The perception in Washington is that if one side is for something, the other side will stand against it. From health care to immigration reform to job creation and more, the partisan establishments on both sides of the aisle could not appear further apart.
Yet if there is one issue that the political elite in Washington can agree on it is the expansion of the surveillance state, even at the risk of Americans’ privacy. Democrats and Republicans have jointly taken several actions in modern history that have expanded the size and scope of the “Deep State.”
When WikiLeaks published leaked documents from the CIA in early March, for instance, many Republicans immediately called for an investigation into the identity of the leaker(s) and their prosecution.

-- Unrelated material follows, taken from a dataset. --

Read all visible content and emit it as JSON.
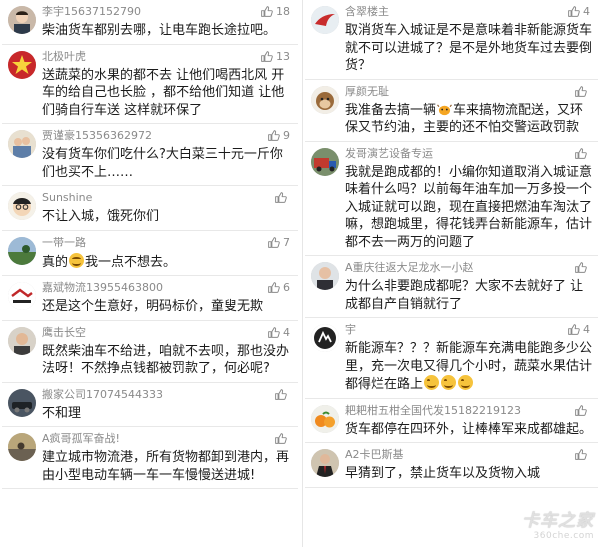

Meanwhile, many Democrats simply accused WikiLeaks of being an arm of the Russian propaganda machine and overlooked potentially alarming revelations.

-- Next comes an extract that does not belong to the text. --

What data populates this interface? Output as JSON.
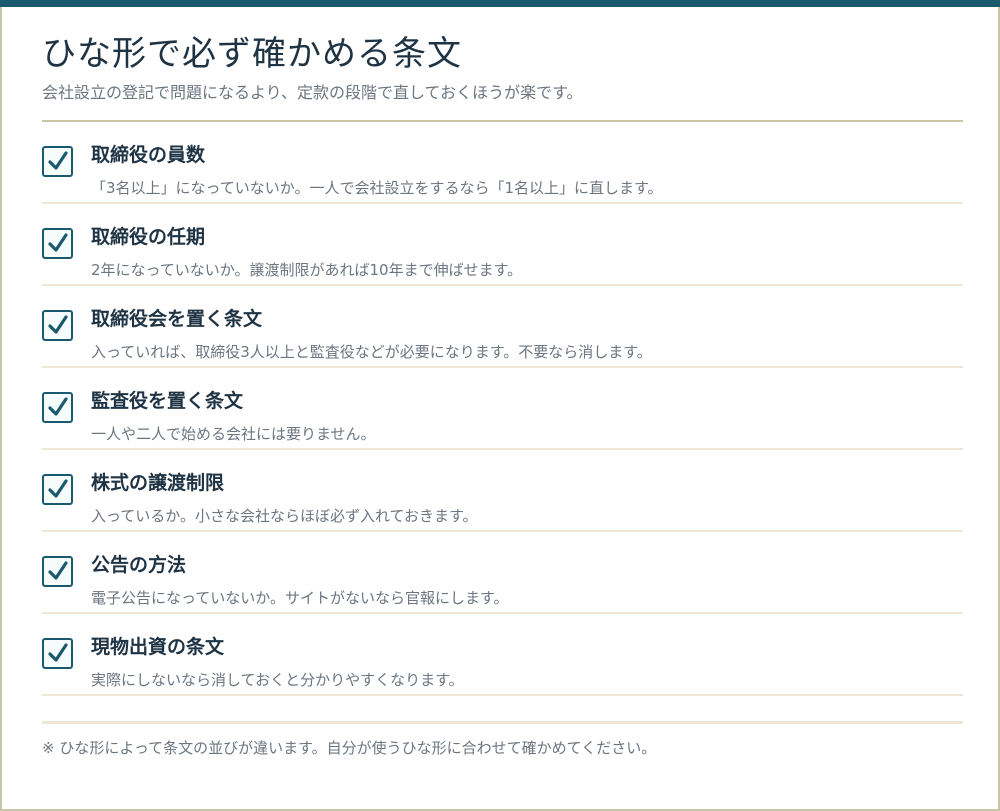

But this isn’t new, and perhaps no one knows the bipartisan support behind the expansion of the surveillance state more than former NSA contractor and whistle-blower Edward Snowden.
During the Obama administration, several Republicans and Democrats supported the prosecution of Snowden, Chelsea Manning, and others who released classified or sensitive information to the press or groups like WikiLeaks.

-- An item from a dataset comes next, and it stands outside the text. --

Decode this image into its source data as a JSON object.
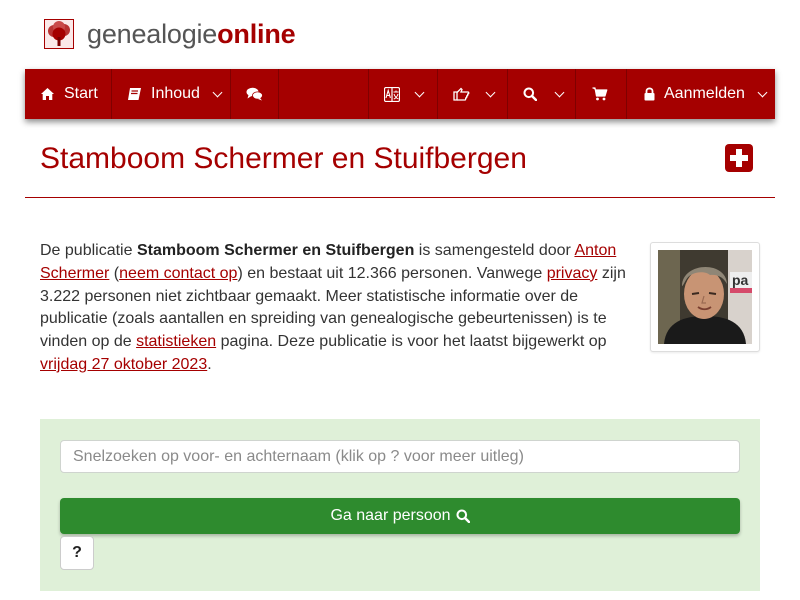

After exposing NSA programs that collected massive amounts of data on American citizens, Republicans and Democrats alike seemed more concerned about prosecuting Snowden than addressing the potentially unconstitutional actions of the intelligence community.
Not much has changed under the Trump administration. Trump has called Snowden a traitor and previously voiced his support for the NSA and its wide ability to gain intelligence under the Patriot Act, a law passed with overwhelming bipartisan support in the wake of September 11, 2001.
While Washington is focused on continued investigations into alleged meddling by the Russian government during the 2016 election and Donald Trump’s accusations that he was surveilled during the campaign, WikiLeaks’ first publication of CIA documents was quickly dismissed on Capitol Hill and in the mainstream media.
A common reaction from members of both parties is that WikiLeaks has damaged national security by publishing “Vault 7.” Yet, this fails to acknowledge or address allegations that the CIA lost control of much of its cyber arsenal and some of it was even sold by contractors working with the CIA. What does that mean for national security?
In a post-9/11 America, there is no partisan division on the growth of the surveillance state. Accountability, oversight, and protection of citizens’ rights have taken a back seat to security at all costs. Protecting the Fourth Amendment, which protects every Americans’ right to privacy, is not a concern for either the Republican or Democratic establishments.